Extracted records
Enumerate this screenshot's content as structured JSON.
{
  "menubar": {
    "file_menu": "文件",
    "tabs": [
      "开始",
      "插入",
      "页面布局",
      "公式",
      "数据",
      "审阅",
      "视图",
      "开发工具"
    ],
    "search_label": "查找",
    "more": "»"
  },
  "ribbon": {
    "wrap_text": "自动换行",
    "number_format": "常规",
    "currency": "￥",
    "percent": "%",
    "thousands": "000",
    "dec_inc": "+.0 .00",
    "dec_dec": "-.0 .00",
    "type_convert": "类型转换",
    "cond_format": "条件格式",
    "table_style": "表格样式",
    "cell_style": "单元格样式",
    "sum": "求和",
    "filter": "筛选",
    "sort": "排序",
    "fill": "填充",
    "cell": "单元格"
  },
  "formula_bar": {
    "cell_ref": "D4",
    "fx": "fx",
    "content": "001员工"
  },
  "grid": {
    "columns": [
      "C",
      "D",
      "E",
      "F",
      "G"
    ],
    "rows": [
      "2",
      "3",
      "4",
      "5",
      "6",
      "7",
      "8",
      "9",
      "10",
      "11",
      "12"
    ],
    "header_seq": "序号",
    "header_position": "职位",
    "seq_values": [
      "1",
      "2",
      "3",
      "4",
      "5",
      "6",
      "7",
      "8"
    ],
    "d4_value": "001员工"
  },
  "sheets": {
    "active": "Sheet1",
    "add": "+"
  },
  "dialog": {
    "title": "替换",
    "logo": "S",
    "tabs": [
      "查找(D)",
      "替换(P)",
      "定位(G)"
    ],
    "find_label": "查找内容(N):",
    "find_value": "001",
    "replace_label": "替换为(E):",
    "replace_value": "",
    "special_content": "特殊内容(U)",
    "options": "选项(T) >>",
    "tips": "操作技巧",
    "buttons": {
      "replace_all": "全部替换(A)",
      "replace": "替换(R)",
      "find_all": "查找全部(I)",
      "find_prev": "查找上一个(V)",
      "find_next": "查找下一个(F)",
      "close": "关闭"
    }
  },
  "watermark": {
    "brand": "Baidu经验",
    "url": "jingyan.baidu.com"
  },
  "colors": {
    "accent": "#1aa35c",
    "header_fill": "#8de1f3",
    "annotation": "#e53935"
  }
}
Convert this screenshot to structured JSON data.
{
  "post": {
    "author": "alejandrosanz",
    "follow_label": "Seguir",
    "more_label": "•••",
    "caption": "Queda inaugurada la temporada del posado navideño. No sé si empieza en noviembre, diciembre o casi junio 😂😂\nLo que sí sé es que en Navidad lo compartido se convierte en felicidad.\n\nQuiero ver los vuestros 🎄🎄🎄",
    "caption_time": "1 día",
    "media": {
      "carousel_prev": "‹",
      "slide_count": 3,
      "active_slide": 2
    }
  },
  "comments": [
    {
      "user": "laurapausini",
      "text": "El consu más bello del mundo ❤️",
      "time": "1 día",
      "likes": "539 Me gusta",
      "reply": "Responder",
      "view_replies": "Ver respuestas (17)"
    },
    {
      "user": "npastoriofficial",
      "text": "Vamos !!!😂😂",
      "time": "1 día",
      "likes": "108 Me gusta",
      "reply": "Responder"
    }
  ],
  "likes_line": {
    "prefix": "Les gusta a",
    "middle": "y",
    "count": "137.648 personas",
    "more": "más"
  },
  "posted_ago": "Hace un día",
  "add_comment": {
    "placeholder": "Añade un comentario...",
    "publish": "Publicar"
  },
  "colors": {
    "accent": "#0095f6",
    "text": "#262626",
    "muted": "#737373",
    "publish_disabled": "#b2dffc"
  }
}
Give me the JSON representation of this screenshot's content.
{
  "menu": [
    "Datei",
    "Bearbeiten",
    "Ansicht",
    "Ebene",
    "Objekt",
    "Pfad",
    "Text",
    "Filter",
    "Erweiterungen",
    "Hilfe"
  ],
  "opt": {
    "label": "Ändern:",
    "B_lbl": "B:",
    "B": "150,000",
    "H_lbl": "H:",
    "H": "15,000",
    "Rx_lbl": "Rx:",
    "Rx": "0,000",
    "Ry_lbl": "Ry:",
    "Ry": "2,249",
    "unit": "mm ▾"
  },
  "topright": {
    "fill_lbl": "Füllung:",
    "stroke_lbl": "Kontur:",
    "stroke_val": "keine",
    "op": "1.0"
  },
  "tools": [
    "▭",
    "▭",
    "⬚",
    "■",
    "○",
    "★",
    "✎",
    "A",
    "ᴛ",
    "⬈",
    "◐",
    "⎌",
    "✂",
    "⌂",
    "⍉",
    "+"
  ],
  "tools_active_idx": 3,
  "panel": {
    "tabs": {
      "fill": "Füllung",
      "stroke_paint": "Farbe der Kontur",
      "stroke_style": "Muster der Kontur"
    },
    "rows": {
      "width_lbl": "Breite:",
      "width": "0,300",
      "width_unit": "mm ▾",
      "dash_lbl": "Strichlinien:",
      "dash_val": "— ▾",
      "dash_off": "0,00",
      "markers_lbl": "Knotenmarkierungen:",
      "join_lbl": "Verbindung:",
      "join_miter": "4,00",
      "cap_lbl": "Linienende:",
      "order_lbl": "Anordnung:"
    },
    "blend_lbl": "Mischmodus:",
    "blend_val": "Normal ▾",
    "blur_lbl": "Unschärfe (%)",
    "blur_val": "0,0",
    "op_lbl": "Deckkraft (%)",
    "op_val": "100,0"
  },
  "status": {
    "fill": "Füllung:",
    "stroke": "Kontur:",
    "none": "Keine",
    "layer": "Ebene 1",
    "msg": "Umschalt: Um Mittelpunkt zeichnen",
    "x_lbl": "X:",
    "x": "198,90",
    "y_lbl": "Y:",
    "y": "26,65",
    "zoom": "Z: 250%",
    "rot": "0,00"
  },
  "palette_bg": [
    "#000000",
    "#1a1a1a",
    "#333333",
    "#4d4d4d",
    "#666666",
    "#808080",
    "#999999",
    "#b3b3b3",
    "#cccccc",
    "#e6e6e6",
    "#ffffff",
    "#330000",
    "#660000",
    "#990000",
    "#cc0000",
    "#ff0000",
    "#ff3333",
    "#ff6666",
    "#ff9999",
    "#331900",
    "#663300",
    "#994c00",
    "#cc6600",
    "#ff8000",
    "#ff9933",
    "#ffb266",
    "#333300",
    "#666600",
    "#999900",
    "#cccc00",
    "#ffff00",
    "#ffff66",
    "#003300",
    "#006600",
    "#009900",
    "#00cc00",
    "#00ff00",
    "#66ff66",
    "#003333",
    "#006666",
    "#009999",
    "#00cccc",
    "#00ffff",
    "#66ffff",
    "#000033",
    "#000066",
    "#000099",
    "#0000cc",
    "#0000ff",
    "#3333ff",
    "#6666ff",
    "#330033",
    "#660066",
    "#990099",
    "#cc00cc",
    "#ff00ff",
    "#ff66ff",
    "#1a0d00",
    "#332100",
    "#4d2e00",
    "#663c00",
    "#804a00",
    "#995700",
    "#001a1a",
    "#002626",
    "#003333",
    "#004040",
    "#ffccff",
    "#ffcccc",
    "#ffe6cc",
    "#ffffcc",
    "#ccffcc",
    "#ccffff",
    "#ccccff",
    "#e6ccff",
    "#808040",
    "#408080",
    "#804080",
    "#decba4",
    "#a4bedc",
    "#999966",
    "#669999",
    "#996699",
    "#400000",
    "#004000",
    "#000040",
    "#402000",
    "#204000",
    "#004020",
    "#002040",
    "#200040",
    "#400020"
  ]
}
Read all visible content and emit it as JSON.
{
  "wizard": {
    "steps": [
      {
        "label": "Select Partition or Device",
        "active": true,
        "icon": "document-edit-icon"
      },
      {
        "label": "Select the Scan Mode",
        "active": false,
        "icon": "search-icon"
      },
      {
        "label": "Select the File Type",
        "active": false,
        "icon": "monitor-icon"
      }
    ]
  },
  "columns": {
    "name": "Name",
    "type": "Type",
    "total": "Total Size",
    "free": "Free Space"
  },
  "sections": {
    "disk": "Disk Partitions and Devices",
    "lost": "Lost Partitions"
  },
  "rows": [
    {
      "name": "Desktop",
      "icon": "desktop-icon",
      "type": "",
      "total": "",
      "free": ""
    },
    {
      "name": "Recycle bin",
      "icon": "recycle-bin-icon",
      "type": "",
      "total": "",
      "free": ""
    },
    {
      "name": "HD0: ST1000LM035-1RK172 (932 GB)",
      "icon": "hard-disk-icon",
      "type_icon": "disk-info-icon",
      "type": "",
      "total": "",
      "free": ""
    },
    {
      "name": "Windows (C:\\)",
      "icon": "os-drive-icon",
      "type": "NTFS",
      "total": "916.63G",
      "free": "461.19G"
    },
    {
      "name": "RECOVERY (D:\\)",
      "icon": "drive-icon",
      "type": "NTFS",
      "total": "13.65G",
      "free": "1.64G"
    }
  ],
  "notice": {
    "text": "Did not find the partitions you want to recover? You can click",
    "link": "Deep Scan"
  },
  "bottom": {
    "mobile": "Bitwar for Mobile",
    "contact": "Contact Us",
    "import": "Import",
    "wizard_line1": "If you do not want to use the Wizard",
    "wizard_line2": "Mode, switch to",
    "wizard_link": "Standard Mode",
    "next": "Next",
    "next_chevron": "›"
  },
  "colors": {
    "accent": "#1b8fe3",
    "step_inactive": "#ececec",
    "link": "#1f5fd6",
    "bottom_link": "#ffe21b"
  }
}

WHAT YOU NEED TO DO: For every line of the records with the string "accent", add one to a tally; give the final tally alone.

EXERCISE ANSWER: 3